Could you count the lines below that include the word "JSON" and give only the number?
......
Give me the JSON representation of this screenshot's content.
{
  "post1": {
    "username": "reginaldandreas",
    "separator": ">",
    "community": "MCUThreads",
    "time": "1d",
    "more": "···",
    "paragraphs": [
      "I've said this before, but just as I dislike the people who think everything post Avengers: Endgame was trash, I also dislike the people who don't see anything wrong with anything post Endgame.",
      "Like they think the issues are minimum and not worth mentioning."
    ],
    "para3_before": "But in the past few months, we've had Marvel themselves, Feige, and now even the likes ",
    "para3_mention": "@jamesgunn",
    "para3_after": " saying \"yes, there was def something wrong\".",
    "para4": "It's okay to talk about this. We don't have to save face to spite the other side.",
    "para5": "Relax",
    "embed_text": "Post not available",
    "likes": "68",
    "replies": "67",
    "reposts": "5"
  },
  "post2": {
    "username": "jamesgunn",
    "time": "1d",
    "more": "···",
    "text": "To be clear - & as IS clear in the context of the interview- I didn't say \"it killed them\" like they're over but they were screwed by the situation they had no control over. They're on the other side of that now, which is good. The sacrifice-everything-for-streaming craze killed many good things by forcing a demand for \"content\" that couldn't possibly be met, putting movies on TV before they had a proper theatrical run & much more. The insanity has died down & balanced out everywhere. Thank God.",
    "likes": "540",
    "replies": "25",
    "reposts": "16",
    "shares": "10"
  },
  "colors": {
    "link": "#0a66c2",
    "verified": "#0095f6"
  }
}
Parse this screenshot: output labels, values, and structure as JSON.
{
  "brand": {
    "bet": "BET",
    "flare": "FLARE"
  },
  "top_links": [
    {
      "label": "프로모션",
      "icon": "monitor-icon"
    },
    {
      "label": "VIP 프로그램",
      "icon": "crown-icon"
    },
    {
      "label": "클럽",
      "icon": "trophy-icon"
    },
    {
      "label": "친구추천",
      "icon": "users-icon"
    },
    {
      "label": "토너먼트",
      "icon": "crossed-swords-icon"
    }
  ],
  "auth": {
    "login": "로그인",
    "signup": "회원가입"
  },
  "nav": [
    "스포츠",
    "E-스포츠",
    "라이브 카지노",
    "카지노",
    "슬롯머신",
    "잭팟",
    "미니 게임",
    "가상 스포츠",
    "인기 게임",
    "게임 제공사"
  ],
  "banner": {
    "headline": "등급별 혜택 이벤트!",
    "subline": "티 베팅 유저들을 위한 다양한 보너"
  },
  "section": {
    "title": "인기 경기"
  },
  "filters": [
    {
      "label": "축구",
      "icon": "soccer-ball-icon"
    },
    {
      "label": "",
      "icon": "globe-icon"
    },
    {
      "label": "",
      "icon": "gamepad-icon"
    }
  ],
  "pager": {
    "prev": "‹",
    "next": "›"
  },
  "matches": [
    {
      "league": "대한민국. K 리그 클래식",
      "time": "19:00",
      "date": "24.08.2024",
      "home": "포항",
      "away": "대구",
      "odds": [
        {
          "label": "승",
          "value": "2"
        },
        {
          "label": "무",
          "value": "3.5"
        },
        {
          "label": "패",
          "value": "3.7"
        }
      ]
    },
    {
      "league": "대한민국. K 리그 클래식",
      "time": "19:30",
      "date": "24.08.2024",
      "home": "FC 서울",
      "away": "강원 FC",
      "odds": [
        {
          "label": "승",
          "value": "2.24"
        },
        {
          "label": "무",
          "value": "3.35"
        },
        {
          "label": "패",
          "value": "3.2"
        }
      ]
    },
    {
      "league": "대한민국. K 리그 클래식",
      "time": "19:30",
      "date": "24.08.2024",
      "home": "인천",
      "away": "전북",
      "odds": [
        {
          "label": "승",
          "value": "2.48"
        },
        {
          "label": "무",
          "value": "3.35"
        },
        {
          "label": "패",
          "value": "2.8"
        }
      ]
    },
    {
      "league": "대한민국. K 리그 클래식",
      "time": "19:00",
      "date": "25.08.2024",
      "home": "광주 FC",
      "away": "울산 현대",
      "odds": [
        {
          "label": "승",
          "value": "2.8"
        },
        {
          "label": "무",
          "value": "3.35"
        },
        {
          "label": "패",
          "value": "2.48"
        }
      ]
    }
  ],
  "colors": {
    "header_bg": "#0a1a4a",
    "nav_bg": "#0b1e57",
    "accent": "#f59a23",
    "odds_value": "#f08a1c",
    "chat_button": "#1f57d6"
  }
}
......
Answer space
2